Work item: Answer with nothing except the number of lines in the listing that include the word "screenshot".

Exercise input:
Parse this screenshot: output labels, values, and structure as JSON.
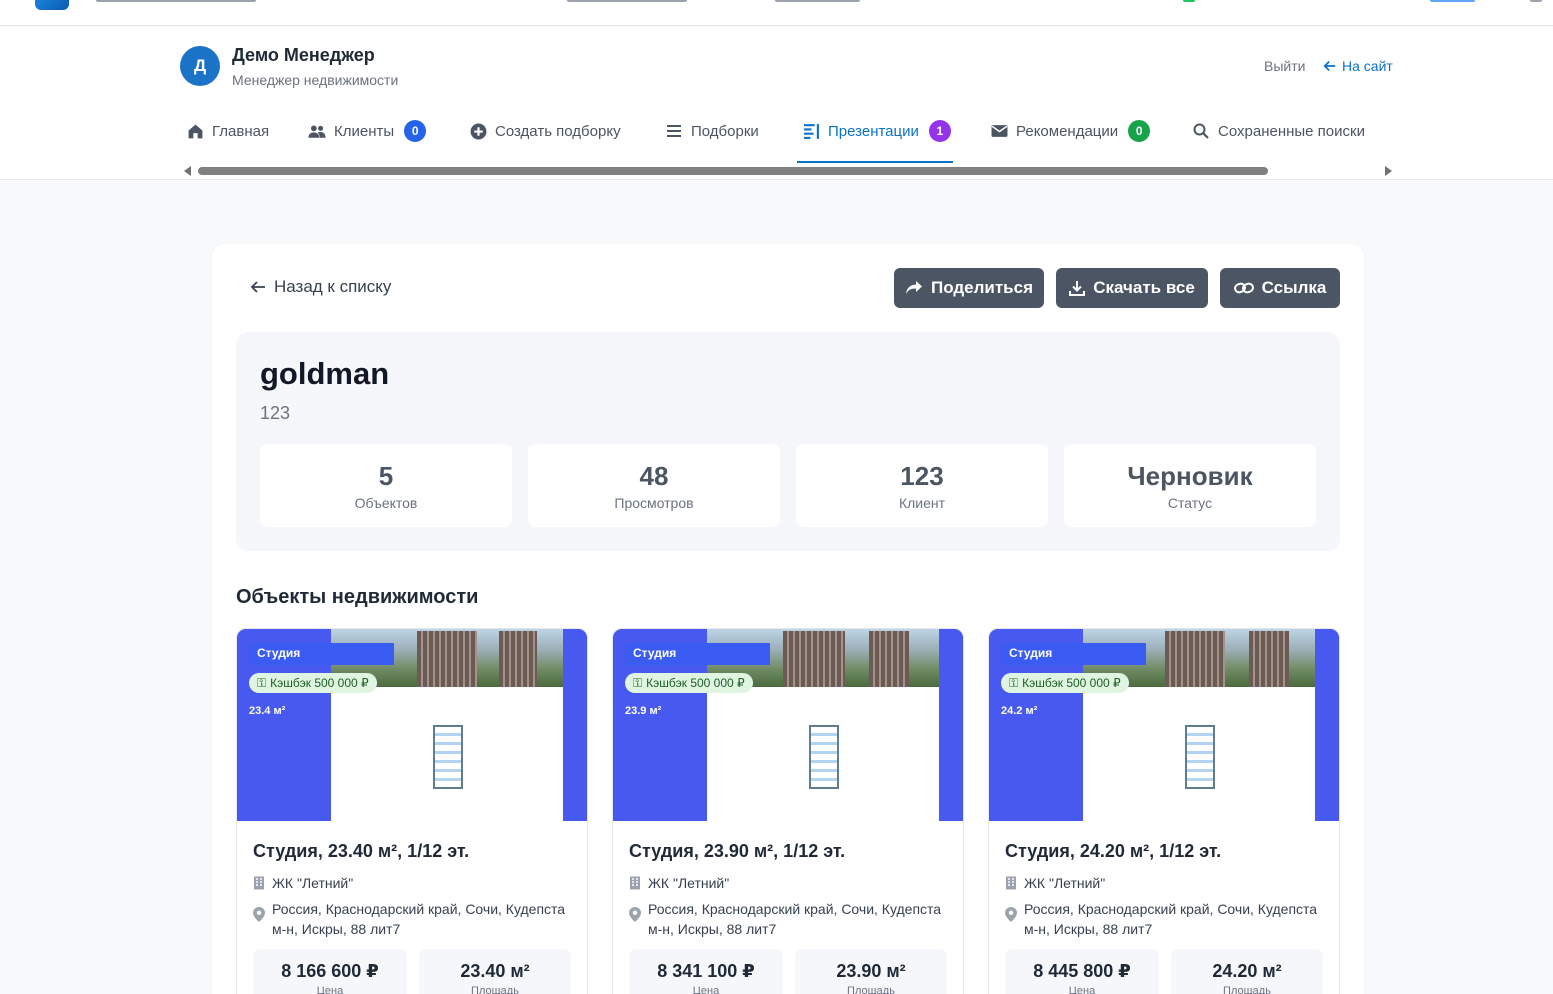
{
  "user": {
    "initial": "Д",
    "name": "Демо Менеджер",
    "role": "Менеджер недвижимости"
  },
  "header_links": {
    "logout": "Выйти",
    "to_site": "На сайт"
  },
  "nav": {
    "items": [
      {
        "label": "Главная",
        "icon": "home-icon"
      },
      {
        "label": "Клиенты",
        "icon": "users-icon",
        "badge": "0",
        "badge_color": "#2563eb"
      },
      {
        "label": "Создать подборку",
        "icon": "plus-circle-icon"
      },
      {
        "label": "Подборки",
        "icon": "list-icon"
      },
      {
        "label": "Презентации",
        "icon": "presentation-icon",
        "badge": "1",
        "badge_color": "#9333ea",
        "active": true
      },
      {
        "label": "Рекомендации",
        "icon": "envelope-icon",
        "badge": "0",
        "badge_color": "#16a34a"
      },
      {
        "label": "Сохраненные поиски",
        "icon": "search-icon"
      }
    ]
  },
  "toolbar": {
    "back": "Назад к списку",
    "share": "Поделиться",
    "download": "Скачать все",
    "link": "Ссылка"
  },
  "presentation": {
    "title": "goldman",
    "subtitle": "123",
    "stats": [
      {
        "value": "5",
        "label": "Объектов"
      },
      {
        "value": "48",
        "label": "Просмотров"
      },
      {
        "value": "123",
        "label": "Клиент"
      },
      {
        "value": "Черновик",
        "label": "Статус"
      }
    ]
  },
  "section_title": "Объекты недвижимости",
  "properties": [
    {
      "image_type": "Студия",
      "image_cashback": "Кэшбэк 500 000 ₽",
      "image_area": "23.4 м²",
      "title": "Студия, 23.40 м², 1/12 эт.",
      "complex": "ЖК \"Летний\"",
      "address": "Россия, Краснодарский край, Сочи, Кудепста м-н, Искры, 88 лит7",
      "price": "8 166 600 ₽",
      "price_label": "Цена",
      "area": "23.40 м²",
      "area_label": "Площадь"
    },
    {
      "image_type": "Студия",
      "image_cashback": "Кэшбэк 500 000 ₽",
      "image_area": "23.9 м²",
      "title": "Студия, 23.90 м², 1/12 эт.",
      "complex": "ЖК \"Летний\"",
      "address": "Россия, Краснодарский край, Сочи, Кудепста м-н, Искры, 88 лит7",
      "price": "8 341 100 ₽",
      "price_label": "Цена",
      "area": "23.90 м²",
      "area_label": "Площадь"
    },
    {
      "image_type": "Студия",
      "image_cashback": "Кэшбэк 500 000 ₽",
      "image_area": "24.2 м²",
      "title": "Студия, 24.20 м², 1/12 эт.",
      "complex": "ЖК \"Летний\"",
      "address": "Россия, Краснодарский край, Сочи, Кудепста м-н, Искры, 88 лит7",
      "price": "8 445 800 ₽",
      "price_label": "Цена",
      "area": "24.20 м²",
      "area_label": "Площадь"
    }
  ],
  "colors": {
    "accent": "#0b72c9",
    "button_dark": "#4b5563",
    "image_blue": "#4759ee",
    "cashback_bg": "#dff5e1"
  }
}
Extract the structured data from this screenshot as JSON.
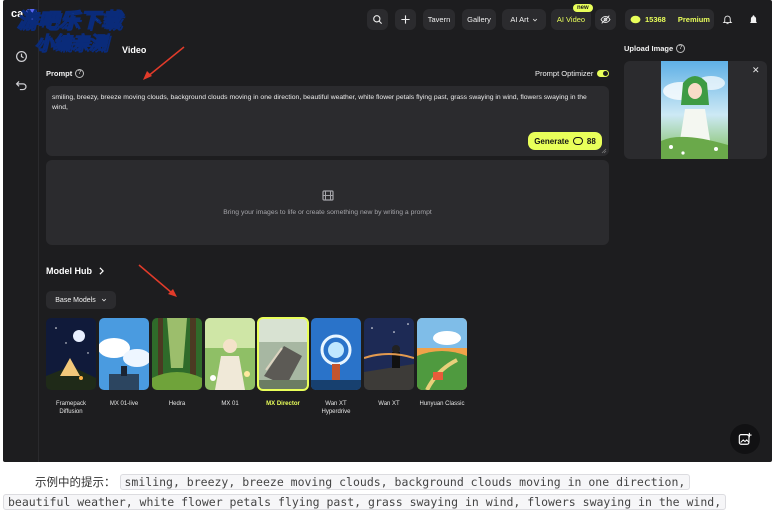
{
  "app": {
    "brand": "ca",
    "tab_video": "Video",
    "watermark": {
      "line1": "游吧乐下载",
      "line2": "小编亲测"
    }
  },
  "topbar": {
    "tavern": "Tavern",
    "gallery": "Gallery",
    "ai_art": "AI Art",
    "ai_video": "AI Video",
    "new_badge": "new",
    "credits": "15368",
    "premium": "Premium"
  },
  "prompt": {
    "label": "Prompt",
    "optimizer_label": "Prompt Optimizer",
    "optimizer_on": true,
    "text": "smiling, breezy, breeze moving clouds, background clouds moving in one direction, beautiful weather, white flower petals flying past, grass swaying in wind, flowers swaying in the wind,",
    "generate_label": "Generate",
    "generate_cost": "88"
  },
  "preview": {
    "hint": "Bring your images to life or create something new by writing a prompt"
  },
  "upload": {
    "label": "Upload Image"
  },
  "model_hub": {
    "title": "Model Hub",
    "filter": "Base Models",
    "models": [
      {
        "line1": "Framepack",
        "line2": "Diffusion",
        "selected": false
      },
      {
        "line1": "MX 01-live",
        "line2": "",
        "selected": false
      },
      {
        "line1": "Hedra",
        "line2": "",
        "selected": false
      },
      {
        "line1": "MX 01",
        "line2": "",
        "selected": false
      },
      {
        "line1": "MX Director",
        "line2": "",
        "selected": true
      },
      {
        "line1": "Wan XT",
        "line2": "Hyperdrive",
        "selected": false
      },
      {
        "line1": "Wan XT",
        "line2": "",
        "selected": false
      },
      {
        "line1": "Hunyuan Classic",
        "line2": "",
        "selected": false
      }
    ]
  },
  "caption": {
    "prefix": "示例中的提示：",
    "code_line1": "smiling, breezy, breeze moving clouds, background clouds moving in one direction,",
    "code_line2": "beautiful weather, white flower petals flying past, grass swaying in wind, flowers swaying in the wind,"
  },
  "colors": {
    "accent": "#e9ff5a",
    "panel": "#2b2b2e",
    "background": "#1d1d1f",
    "annotation_arrow": "#e23b2a"
  }
}
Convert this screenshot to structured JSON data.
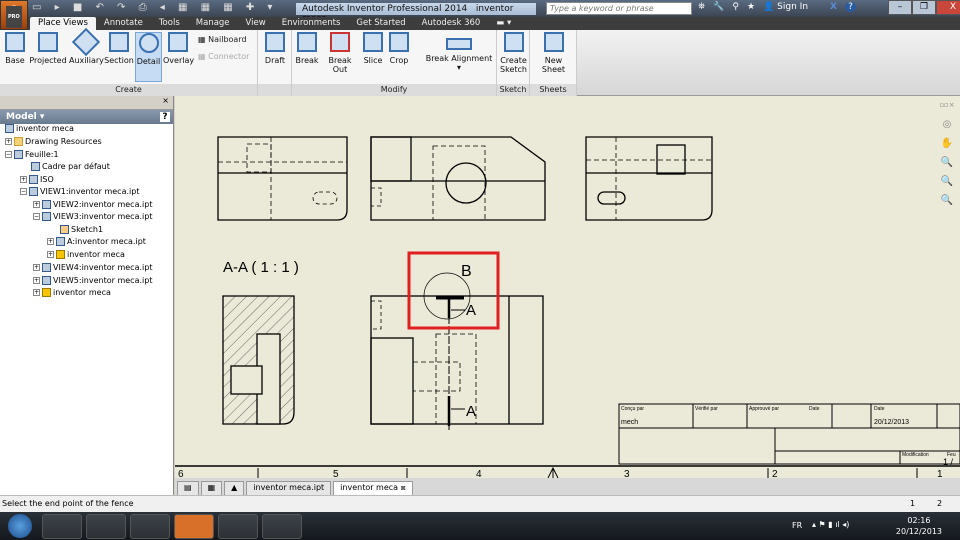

Task response: 3